Banks agree to split ECS assets

 In Banks, Funds, News

Four banks in Portugal have reached an agreement to split the assets of ECS Capital.

Founded in 2006, ECS is a private equity and restructuring firm focused on the Portuguese market. ECS currently manages several funds directly in Portugal including:
The Fundo Albuquerque investment activities are focused on Growth Capital, Management Buy-In’s (MBI), Management Buy-Out’s (MBO), “Buy and Build” and Restructurings, primarily in Portugal and selectively in Spain.

The Fundo Recuperação and Fundo Recuperação Turismo are focused on acquiring defaulted or impaired corporate credits in order to recover companies with sustainable business models.
The Fundo Energia focuses mainly on investments in companies with high development potential that operate in the energy market.
The Portugal Strategic Growth Fund will invest in companies with high growth and appreciation potential that pursue their activity in the real estate space.

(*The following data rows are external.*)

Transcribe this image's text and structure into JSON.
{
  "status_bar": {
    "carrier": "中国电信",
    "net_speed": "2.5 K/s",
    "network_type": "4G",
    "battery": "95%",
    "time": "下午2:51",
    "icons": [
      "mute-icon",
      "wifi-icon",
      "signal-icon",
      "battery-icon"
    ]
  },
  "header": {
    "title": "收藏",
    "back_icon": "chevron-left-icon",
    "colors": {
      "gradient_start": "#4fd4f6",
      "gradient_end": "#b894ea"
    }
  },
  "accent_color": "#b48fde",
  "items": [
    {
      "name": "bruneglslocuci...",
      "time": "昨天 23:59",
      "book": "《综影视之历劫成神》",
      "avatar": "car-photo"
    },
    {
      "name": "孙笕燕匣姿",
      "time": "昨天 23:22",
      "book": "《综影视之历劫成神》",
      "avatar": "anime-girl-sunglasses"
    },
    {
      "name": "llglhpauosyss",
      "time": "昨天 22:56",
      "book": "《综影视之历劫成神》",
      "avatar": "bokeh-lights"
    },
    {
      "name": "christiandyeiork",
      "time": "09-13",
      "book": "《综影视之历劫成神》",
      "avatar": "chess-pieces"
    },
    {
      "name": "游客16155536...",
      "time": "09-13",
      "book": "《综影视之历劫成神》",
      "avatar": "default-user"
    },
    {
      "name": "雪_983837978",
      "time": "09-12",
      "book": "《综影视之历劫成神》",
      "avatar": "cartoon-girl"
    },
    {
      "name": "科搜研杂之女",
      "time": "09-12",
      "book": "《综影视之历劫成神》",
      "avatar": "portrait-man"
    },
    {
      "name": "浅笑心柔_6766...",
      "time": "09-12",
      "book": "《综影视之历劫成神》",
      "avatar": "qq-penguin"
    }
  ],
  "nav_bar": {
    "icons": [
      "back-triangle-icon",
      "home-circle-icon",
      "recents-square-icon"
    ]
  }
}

The banks are CGD, BCP, Novobanco and Santander and Oitante (the last which was created by the Bank of Portugal in 2015 and manages assets from the collapsed bank Banif) have now divided the assets in question.
These banks own the funds managed by ECS Capital and have reached an agreement to split the assets which will then allow the sale of ECS to the Davidson Kempner Fund (DK) to go ahead according to Jornal Económico.
Caixa Geral de Depósitos, Millennium BCP, Novobanco, Santander Totta and Oitante will remove six assets from the funds FLIT (Real Estate and Tourism Fund) and the Tourism Recovery Fund (Fundo Recuperação Turismo) before the sale of ‘Project Crow’ to DK, having divided the real estate assets that are not included in the sale among themselves.
There is, however, one tourism asset which will not be allocated to just one bank because of its size. Instead, a real estate investment fund will be set up to contain the real estate assets to be held by all of the banks involved.
The only thing that remained was for there to be an agreement between the banks on the assets left over for the sale to proceed.